The bullet tore through a red jacket that hung on the rack of the outdoor stall and struck Roba Taha in the foot. As her blood began to spill onto the sidewalk, so did the anger of scores of shopkeepers along this busy commercial street in Baghdad’s Karrada neighborhood on Monday.
Some rushed the high school student to the hospital. Most rushed to a high-walled white dump truck to confront the driver, who allegedly fired several shots. Residents standing on their balconies yelled out that men were hiding in the bed of the truck. Frank Leever, 28, an Iraqi Christian shopkeeper, clambered up the back of the vehicle. “They are Afghanis. They are terrorists,” he recalled shouting.
The mob closed in, hurling rocks and accusations.
Monday’s incident offered a window into the collective psyche of a capital that is experiencing a lull in violence not seen since February 2006, when the bombing of a Shiite shrine in Samarra triggered cycles of sectarian killings. Many Iraqis said they rose up against the truck driver and the men in the truck to preserve the gains in security Iraqis are enjoying. They also said they were anxious that violence could return, as it has many times since the 2003 U.S.-led invasion. [complete article]
Iraqi journalists and international advocacy groups warned Tuesday that prosecuting an Associated Press photographer held for more than 19 months without charge is a worrisome precedent that threatens media freedom in the region.
The Pentagon also raised the possibility that Bilal Hussein, who was part of the AP’s Pulitzer Prize-winning photo team in 2005, could continue to be held even if the Iraqi court acquits him.
A public affairs officer notified the AP last weekend that the military intended to submit a complaint against Hussein that would bring the case into the Iraqi justice system as early as Nov. 29.
Under Iraqi codes, an investigative magistrate will decide whether there are grounds to try Hussein, who was seized in the western Iraqi city of Ramadi on April 12, 2006.
Military officials have alleged that Hussein, 36, had links to terrorist groups but are refusing to disclose what evidence or which accusations would be presented.

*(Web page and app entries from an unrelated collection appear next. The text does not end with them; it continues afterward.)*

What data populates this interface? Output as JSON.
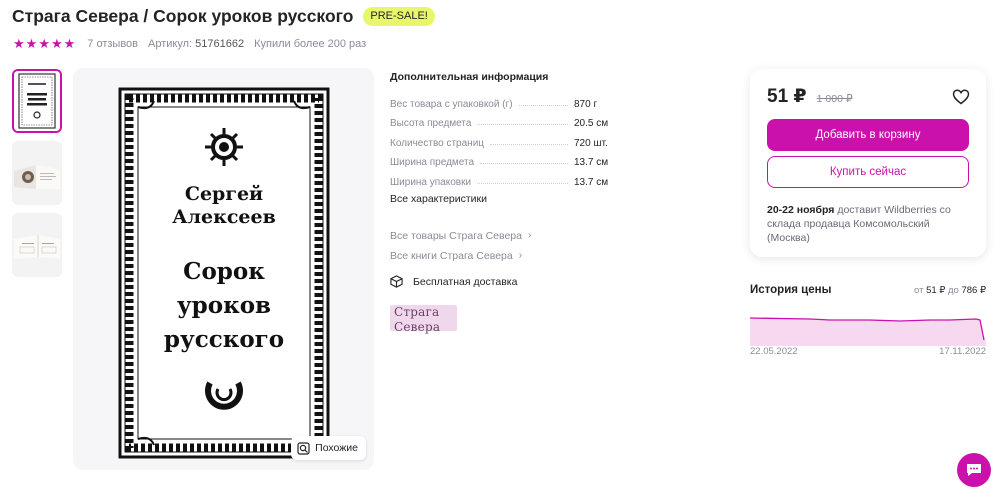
{
  "product": {
    "title": "Страга Севера / Сорок уроков русского",
    "badge": "PRE-SALE!",
    "rating_stars": 5,
    "reviews": "7 отзывов",
    "article_label": "Артикул:",
    "article_value": "51761662",
    "bought": "Купили более 200 раз"
  },
  "gallery": {
    "similar_label": "Похожие",
    "cover": {
      "author_line1": "Сергей",
      "author_line2": "Алексеев",
      "title_line1": "Сорок",
      "title_line2": "уроков",
      "title_line3": "русского"
    }
  },
  "info": {
    "heading": "Дополнительная информация",
    "characteristics": [
      {
        "name": "Вес товара с упаковкой (г)",
        "value": "870 г"
      },
      {
        "name": "Высота предмета",
        "value": "20.5 см"
      },
      {
        "name": "Количество страниц",
        "value": "720 шт."
      },
      {
        "name": "Ширина предмета",
        "value": "13.7 см"
      },
      {
        "name": "Ширина упаковки",
        "value": "13.7 см"
      }
    ],
    "all_characteristics": "Все характеристики",
    "all_goods_link": "Все товары Страга Севера",
    "all_books_link": "Все книги Страга Севера",
    "delivery": "Бесплатная доставка",
    "brand_logo_line1": "Страга",
    "brand_logo_line2": "Севера"
  },
  "buy": {
    "price": "51 ₽",
    "old_price": "1 000 ₽",
    "add_to_cart": "Добавить в корзину",
    "buy_now": "Купить сейчас",
    "delivery_date": "20-22 ноября",
    "delivery_rest": " доставит Wildberries со склада продавца Комсомольский (Москва)"
  },
  "history": {
    "title": "История цены",
    "range_from_label": "от",
    "range_from": "51 ₽",
    "range_to_label": "до",
    "range_to": "786 ₽",
    "date_start": "22.05.2022",
    "date_end": "17.11.2022"
  },
  "colors": {
    "accent": "#cb11ab",
    "badge": "#e8f76a",
    "history_fill": "#f6d9f0"
  }
}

The AP’s own intensive investigations of the case — conducted by a former federal prosecutor, Paul Gardephe — have found no support for allegations that he was anything other than a working journalist in a war zone. [complete article]
Abu Nawall, a captured al-Qaeda in Iraq leader, said he didn’t join the Sunni insurgent group here to kill Americans or to form a Muslim caliphate. He signed up for the cash.
“I was out of work and needed the money,” said Abu Nawall, the nom de guerre of an unemployed metal worker who was paid as much as $1,300 a month as an insurgent. He spoke in a phone interview from an Iraqi military base where he is being detained. “How else could I support my family?”
U.S. military commanders say that insurgents across the country are increasingly motivated more by money than ideology and that a growing number of insurgent cells, struggling to pay recruits, are turning to gangster-style racketeering operations. [complete article]
Five months ago, Suhaila al-Aasan lived in an oxygen tank factory with her husband and two sons, convinced that they would never go back to their apartment in Dora, a middle-class neighborhood in southern Baghdad.
Today she is home again, cooking by a sunlit window, sleeping beneath her favorite wedding picture. And yet, she and her family are remarkably alone. The half-dozen other apartments in her building echo with emptiness and, on most days, Iraqi soldiers are the only neighbors she sees.
“I feel happy,” she said, standing in her bedroom, between a flowered bedspread and a bullet hole in the wall. “But my happiness is not complete. We need more people to come back. We need more people to feel safe.”
Mrs. Aasan, 45, a Shiite librarian with an easy laugh, is living at the far end of Baghdad’s tentative recovery. She is one of many Iraqis who in recent weeks have begun to test where they can go and what they can do when fear no longer controls their every move. [complete article]